It’s not something we often talk about, is it? But I imagine many of you have had similar feelings at one time or another. Perhaps even today you are sitting there unsure of why or whether you should be here, uncertain about whether God exists, or if there is a God, if God could possibly be spared a moment for you, if God could possibly love you.
If you are feeling that today. I want to say this first: you are not alone. We all have times of doubt. We all have times of unbelief. We all have times of faithlessness. Even people who have been in the church their whole lives. Even pastors. Even religious luminaries like Teresa and Wesley and Luther. Even Moses, in the midst of conversing with God, could doubt and plead, “Please show me your presence.” Even Jesus hanging on the cross could cry, “My God, my God, why have you forsaken me?” You are not alone.
And second, I want to say this: we are in this together. When one of us is weak, we hold each other up. When my faith is weak, I know that the others here are praying my part as well. When your faith is weak, we will pray your part for you. Christ calls us together into a community, into family in which we all have responsibility for each other. When you are down, we will hold you up, knowing well that it time you will return the favor. We are in this together.
And third, let me say: there is every reason for hope. If you are feeling distant from God today, know that there are others who have been where you are now and have moved through doubt into faith and grace. You do not need to will yourself to have faith. You do not need to fix yourself. Faith is not an accomplishment; faith is a gift of God. It will come. It may not be today or tomorrow, but it will come. And in the meantime, follow the advice of Peter Boehler. Preach faith till you have it; and then, because you have it, you will preach faith.

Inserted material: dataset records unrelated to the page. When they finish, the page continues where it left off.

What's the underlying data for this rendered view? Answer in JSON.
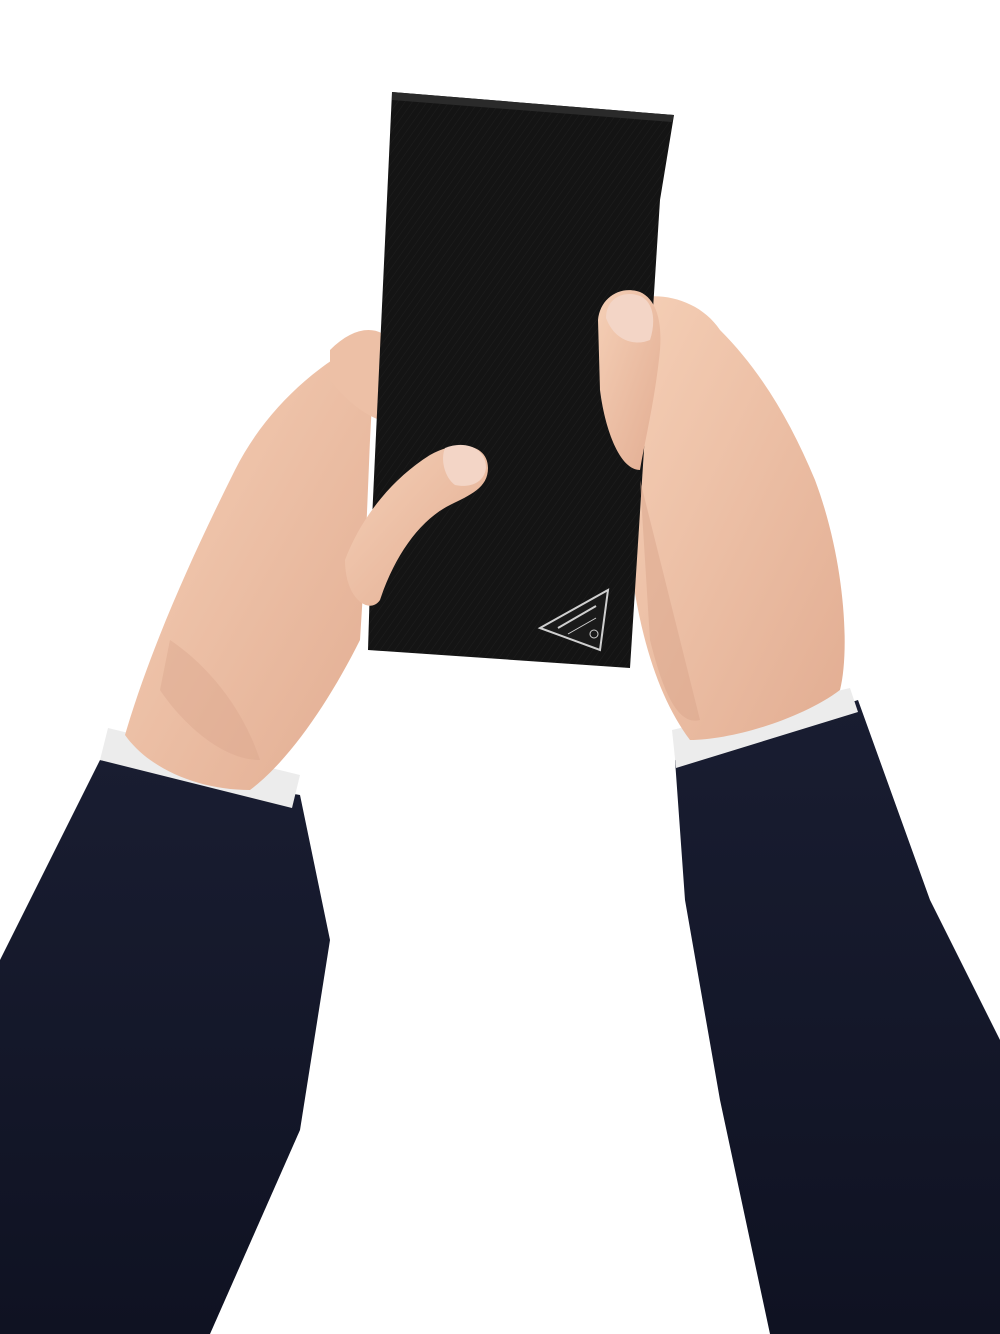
{
  "photo": {
    "subject": "hands-holding-wallet",
    "colors": {
      "background": "#ffffff",
      "wallet": "#141414",
      "sleeve": "#14172a",
      "cuff": "#e9e9e9",
      "skin": "#f1c7ad",
      "skin_shadow": "#d9a68c",
      "nail": "#f3d5c6",
      "plaque": "#1a1a1a",
      "plaque_trim": "#cfcfcf"
    }
  }
}
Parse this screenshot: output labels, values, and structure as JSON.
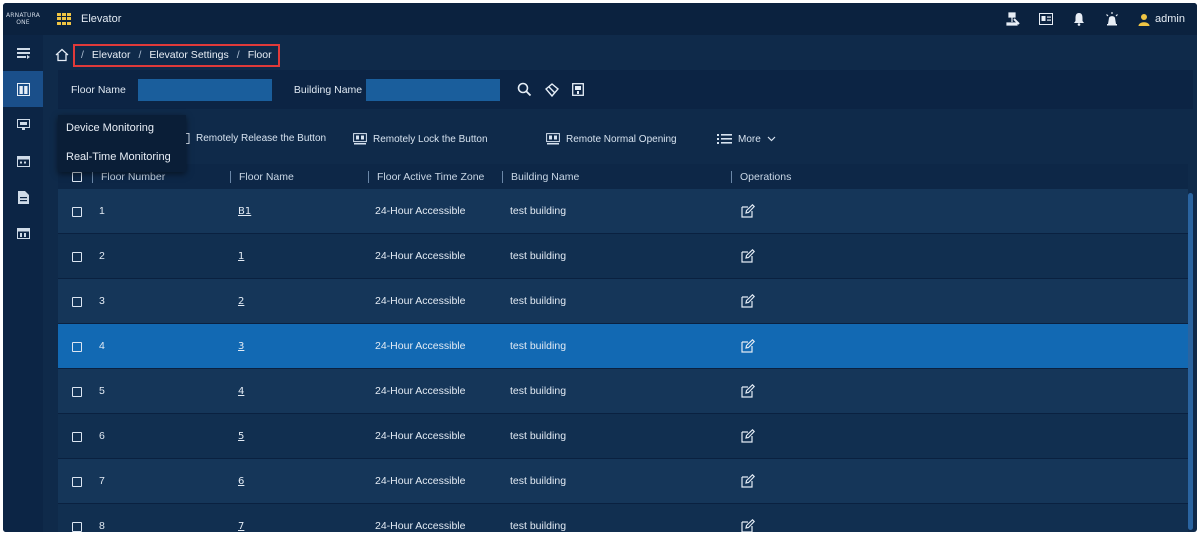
{
  "app": {
    "logo_line1": "ARNATURA",
    "logo_line2": "ONE",
    "title": "Elevator",
    "user": "admin"
  },
  "breadcrumb": [
    "Elevator",
    "Elevator Settings",
    "Floor"
  ],
  "filter": {
    "floor_name_label": "Floor Name",
    "floor_name_value": "",
    "building_name_label": "Building Name",
    "building_name_value": ""
  },
  "toolbar": {
    "release": "Remotely Release the Button",
    "lock": "Remotely Lock the Button",
    "normal": "Remote Normal Opening",
    "more": "More"
  },
  "dropdown": {
    "items": [
      "Device Monitoring",
      "Real-Time Monitoring"
    ]
  },
  "table": {
    "headers": {
      "floor_number": "Floor Number",
      "floor_name": "Floor Name",
      "time_zone": "Floor Active Time Zone",
      "building": "Building Name",
      "operations": "Operations"
    },
    "rows": [
      {
        "number": "1",
        "name": "B1",
        "zone": "24-Hour Accessible",
        "building": "test building"
      },
      {
        "number": "2",
        "name": "1",
        "zone": "24-Hour Accessible",
        "building": "test building"
      },
      {
        "number": "3",
        "name": "2",
        "zone": "24-Hour Accessible",
        "building": "test building"
      },
      {
        "number": "4",
        "name": "3",
        "zone": "24-Hour Accessible",
        "building": "test building"
      },
      {
        "number": "5",
        "name": "4",
        "zone": "24-Hour Accessible",
        "building": "test building"
      },
      {
        "number": "6",
        "name": "5",
        "zone": "24-Hour Accessible",
        "building": "test building"
      },
      {
        "number": "7",
        "name": "6",
        "zone": "24-Hour Accessible",
        "building": "test building"
      },
      {
        "number": "8",
        "name": "7",
        "zone": "24-Hour Accessible",
        "building": "test building"
      }
    ],
    "selected_row": 3
  },
  "colors": {
    "background": "#0f2a4a",
    "selected_row": "#1269b3",
    "input_fill": "#1a5e9c",
    "highlight_border": "#e03a3a",
    "accent_yellow": "#f0c544"
  }
}
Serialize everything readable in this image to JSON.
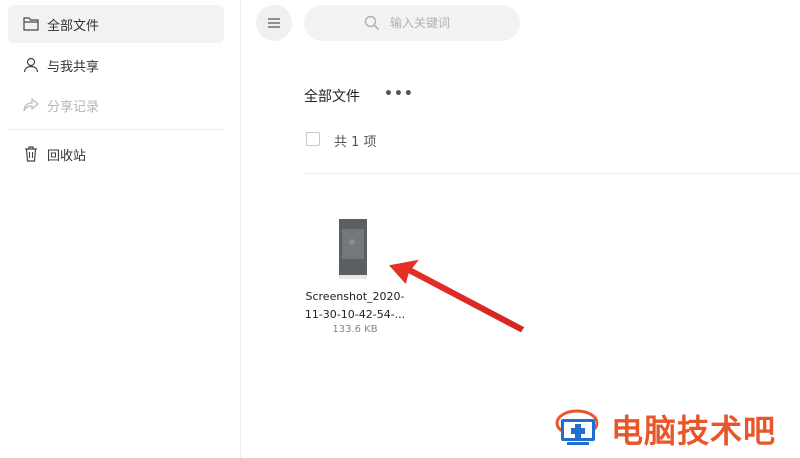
{
  "sidebar": {
    "items": [
      {
        "label": "全部文件",
        "icon": "folder-icon",
        "active": true
      },
      {
        "label": "与我共享",
        "icon": "user-icon"
      },
      {
        "label": "分享记录",
        "icon": "share-icon",
        "disabled": true
      },
      {
        "label": "回收站",
        "icon": "trash-icon"
      }
    ]
  },
  "toolbar": {
    "menu_icon": "menu-icon",
    "search_placeholder": "输入关键词",
    "search_value": ""
  },
  "main": {
    "title": "全部文件",
    "more": "•••",
    "count_text": "共 1 项",
    "files": [
      {
        "name_line1": "Screenshot_2020-",
        "name_line2": "11-30-10-42-54-...",
        "size": "133.6 KB"
      }
    ]
  },
  "watermark": {
    "text": "电脑技术吧"
  },
  "colors": {
    "accent": "#e8302a",
    "watermark": "#e8562a",
    "active_bg": "#f2f2f2"
  }
}
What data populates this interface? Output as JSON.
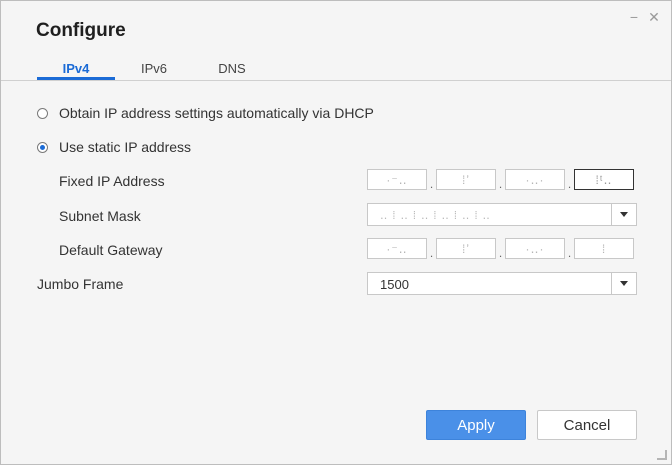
{
  "window": {
    "title": "Configure"
  },
  "tabs": [
    {
      "label": "IPv4",
      "active": true
    },
    {
      "label": "IPv6",
      "active": false
    },
    {
      "label": "DNS",
      "active": false
    }
  ],
  "ipv4": {
    "dhcp_label": "Obtain IP address settings automatically via DHCP",
    "static_label": "Use static IP address",
    "selected_mode": "static",
    "fixed_ip": {
      "label": "Fixed IP Address",
      "octets": [
        "·⁻‥",
        "⁞ʼ",
        "·‥·",
        "⁞ᵗ‥"
      ]
    },
    "subnet_mask": {
      "label": "Subnet Mask",
      "value": "‥ ⁞ ‥ ⁞ ‥ ⁞ ‥ ⁞ ‥ ⁞ ‥"
    },
    "default_gateway": {
      "label": "Default Gateway",
      "octets": [
        "·⁻‥",
        "⁞ʼ",
        "·‥·",
        "⁞"
      ]
    },
    "jumbo_frame": {
      "label": "Jumbo Frame",
      "value": "1500"
    }
  },
  "buttons": {
    "apply": "Apply",
    "cancel": "Cancel"
  },
  "icons": {
    "minimize": "minimize-icon",
    "close": "close-icon",
    "dropdown": "chevron-down-icon"
  },
  "colors": {
    "accent": "#1b6bd6",
    "apply_button": "#4a90e8"
  }
}
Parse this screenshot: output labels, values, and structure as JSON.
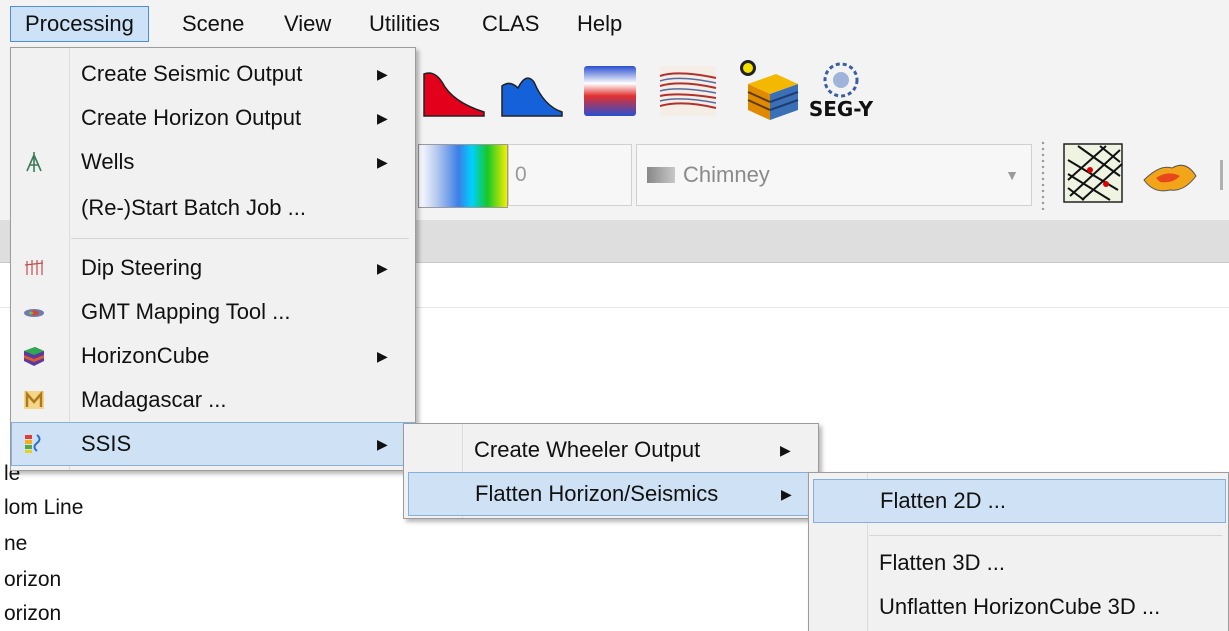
{
  "menubar": {
    "items": [
      "Processing",
      "Scene",
      "View",
      "Utilities",
      "CLAS",
      "Help"
    ]
  },
  "toolbar": {
    "number_field": "0",
    "attribute_combo": "Chimney",
    "segy_label": "SEG-Y"
  },
  "tree": {
    "items": [
      "le",
      "lom Line",
      "ne",
      "orizon",
      "orizon"
    ]
  },
  "processing_menu": {
    "items": [
      {
        "label": "Create Seismic Output",
        "icon": "none",
        "submenu": true
      },
      {
        "label": "Create Horizon Output",
        "icon": "none",
        "submenu": true
      },
      {
        "label": "Wells",
        "icon": "well-icon",
        "submenu": true
      },
      {
        "label": "(Re-)Start Batch Job ...",
        "icon": "none",
        "submenu": false
      },
      {
        "label": "Dip Steering",
        "icon": "dip-steering-icon",
        "submenu": true
      },
      {
        "label": "GMT Mapping Tool ...",
        "icon": "gmt-icon",
        "submenu": false
      },
      {
        "label": "HorizonCube",
        "icon": "horizoncube-icon",
        "submenu": true
      },
      {
        "label": "Madagascar ...",
        "icon": "madagascar-icon",
        "submenu": false
      },
      {
        "label": "SSIS",
        "icon": "ssis-icon",
        "submenu": true
      }
    ]
  },
  "ssis_menu": {
    "items": [
      {
        "label": "Create Wheeler Output",
        "submenu": true
      },
      {
        "label": "Flatten Horizon/Seismics",
        "submenu": true
      }
    ]
  },
  "flatten_menu": {
    "items": [
      {
        "label": "Flatten 2D ..."
      },
      {
        "label": "Flatten 3D ..."
      },
      {
        "label": "Unflatten HorizonCube 3D ..."
      }
    ]
  },
  "submenu_arrow": "▶",
  "colors": {
    "highlight": "#cfe1f4",
    "highlight_border": "#86b0db",
    "menu_bg": "#f1f1f1"
  }
}
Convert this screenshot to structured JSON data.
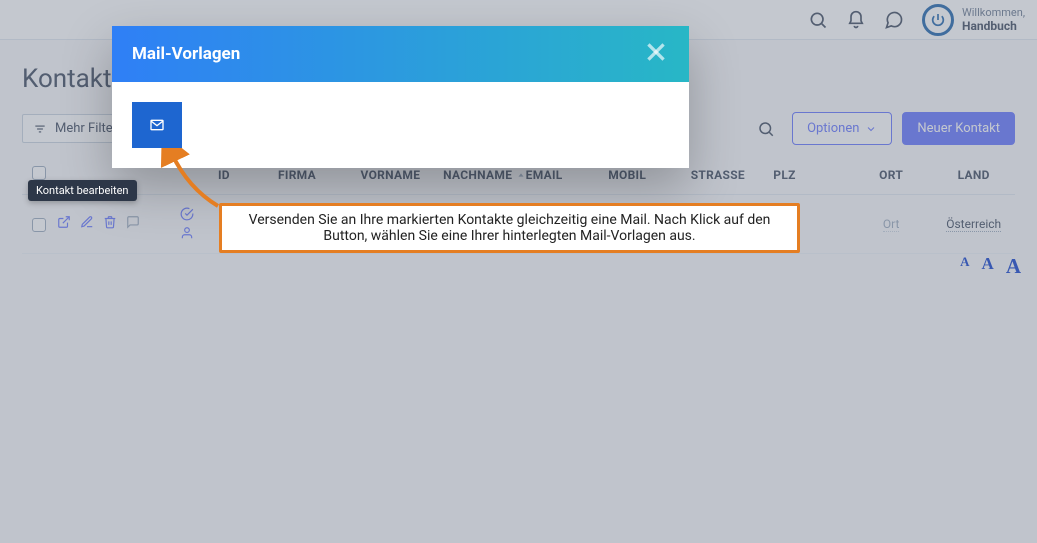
{
  "topbar": {
    "welcome": "Willkommen,",
    "username": "Handbuch"
  },
  "page": {
    "title": "Kontakte"
  },
  "toolbar": {
    "filter_label": "Mehr Filter",
    "options_label": "Optionen",
    "new_label": "Neuer Kontakt"
  },
  "tooltip": {
    "edit_contact": "Kontakt bearbeiten"
  },
  "table": {
    "headers": {
      "id": "ID",
      "firma": "FIRMA",
      "vorname": "VORNAME",
      "nachname": "NACHNAME",
      "email": "EMAIL",
      "mobil": "MOBIL",
      "strasse": "STRASSE",
      "plz": "PLZ",
      "ort": "ORT",
      "land": "LAND"
    },
    "rows": [
      {
        "ort": "Ort",
        "land": "Österreich"
      }
    ]
  },
  "modal": {
    "title": "Mail-Vorlagen"
  },
  "callout": {
    "text": "Versenden Sie an Ihre markierten Kontakte gleichzeitig eine Mail. Nach Klick auf den Button, wählen Sie eine Ihrer hinterlegten Mail-Vorlagen aus."
  },
  "font_sizes": {
    "s": "A",
    "m": "A",
    "l": "A"
  }
}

Or might we say, live faith till you have it; and then, because you have it, you will live faith.
Will you pray with me…